Drop all images and give the records again exactly.

════════

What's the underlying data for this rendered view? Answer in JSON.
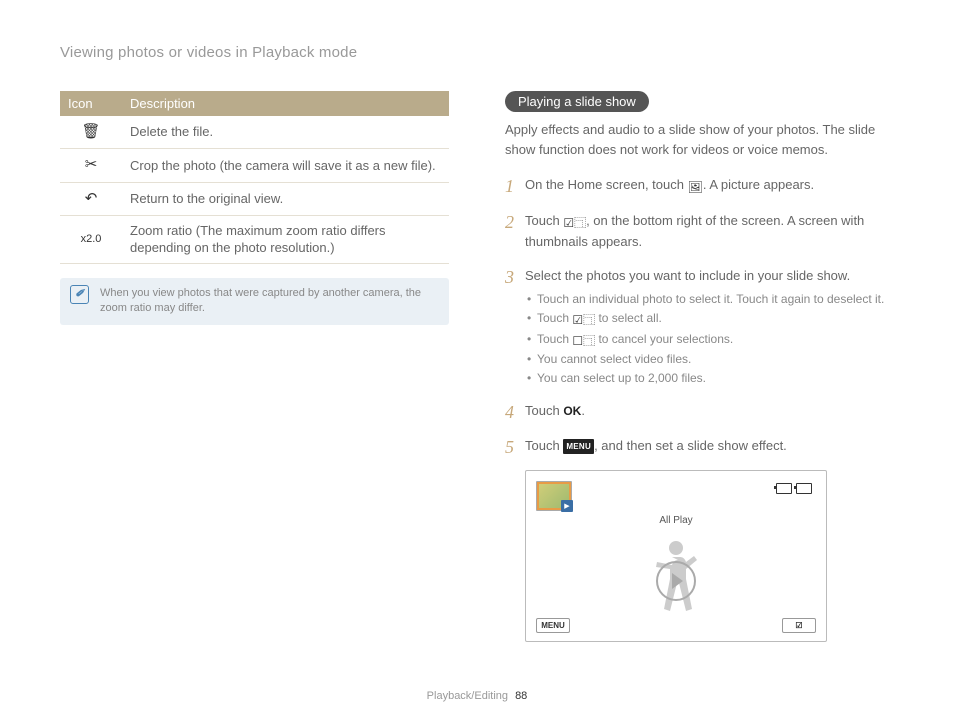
{
  "breadcrumb": "Viewing photos or videos in Playback mode",
  "table": {
    "headers": [
      "Icon",
      "Description"
    ],
    "rows": [
      {
        "icon": "trash-icon",
        "glyph": "🗑",
        "desc": "Delete the file."
      },
      {
        "icon": "scissors-icon",
        "glyph": "✂",
        "desc": "Crop the photo (the camera will save it as a new file)."
      },
      {
        "icon": "return-icon",
        "glyph": "↶",
        "desc": "Return to the original view."
      },
      {
        "icon": "zoom-ratio-icon",
        "glyph": "x2.0",
        "desc": "Zoom ratio (The maximum zoom ratio differs depending on the photo resolution.)"
      }
    ]
  },
  "note": "When you view photos that were captured by another camera, the zoom ratio may differ.",
  "section_title": "Playing a slide show",
  "intro": "Apply effects and audio to a slide show of your photos. The slide show function does not work for videos or voice memos.",
  "steps": [
    {
      "pre": "On the Home screen, touch ",
      "icon": "gallery-icon",
      "post": ". A picture appears."
    },
    {
      "pre": "Touch ",
      "icon": "select-icon",
      "post": ", on the bottom right of the screen. A screen with thumbnails appears."
    },
    {
      "pre": "Select the photos you want to include in your slide show.",
      "sub": [
        "Touch an individual photo to select it. Touch it again to deselect it.",
        {
          "pre": "Touch ",
          "icon": "select-all-icon",
          "post": " to select all."
        },
        {
          "pre": "Touch ",
          "icon": "deselect-icon",
          "post": " to cancel your selections."
        },
        "You cannot select video files.",
        "You can select up to 2,000 files."
      ]
    },
    {
      "pre": "Touch ",
      "icon": "ok-icon",
      "post": "."
    },
    {
      "pre": "Touch ",
      "icon": "menu-icon",
      "post": ", and then set a slide show effect."
    }
  ],
  "screen": {
    "all_play": "All Play",
    "menu": "MENU",
    "select": "☑"
  },
  "footer": {
    "section": "Playback/Editing",
    "page": "88"
  }
}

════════

* **SOLUTION**
What's the underlying data for this rendered view? Answer in JSON.
{
  "breadcrumb": "Viewing photos or videos in Playback mode",
  "table": {
    "headers": [
      "Icon",
      "Description"
    ],
    "rows": [
      {
        "icon": "trash-icon",
        "glyph": "🗑",
        "desc": "Delete the file."
      },
      {
        "icon": "scissors-icon",
        "glyph": "✂",
        "desc": "Crop the photo (the camera will save it as a new file)."
      },
      {
        "icon": "return-icon",
        "glyph": "↶",
        "desc": "Return to the original view."
      },
      {
        "icon": "zoom-ratio-icon",
        "glyph": "x2.0",
        "desc": "Zoom ratio (The maximum zoom ratio differs depending on the photo resolution.)"
      }
    ]
  },
  "note": "When you view photos that were captured by another camera, the zoom ratio may differ.",
  "section_title": "Playing a slide show",
  "intro": "Apply effects and audio to a slide show of your photos. The slide show function does not work for videos or voice memos.",
  "steps": [
    {
      "pre": "On the Home screen, touch ",
      "icon": "gallery-icon",
      "post": ". A picture appears."
    },
    {
      "pre": "Touch ",
      "icon": "select-icon",
      "post": ", on the bottom right of the screen. A screen with thumbnails appears."
    },
    {
      "pre": "Select the photos you want to include in your slide show.",
      "sub": [
        "Touch an individual photo to select it. Touch it again to deselect it.",
        {
          "pre": "Touch ",
          "icon": "select-all-icon",
          "post": " to select all."
        },
        {
          "pre": "Touch ",
          "icon": "deselect-icon",
          "post": " to cancel your selections."
        },
        "You cannot select video files.",
        "You can select up to 2,000 files."
      ]
    },
    {
      "pre": "Touch ",
      "icon": "ok-icon",
      "post": "."
    },
    {
      "pre": "Touch ",
      "icon": "menu-icon",
      "post": ", and then set a slide show effect."
    }
  ],
  "screen": {
    "all_play": "All Play",
    "menu": "MENU",
    "select": "☑"
  },
  "footer": {
    "section": "Playback/Editing",
    "page": "88"
  }
}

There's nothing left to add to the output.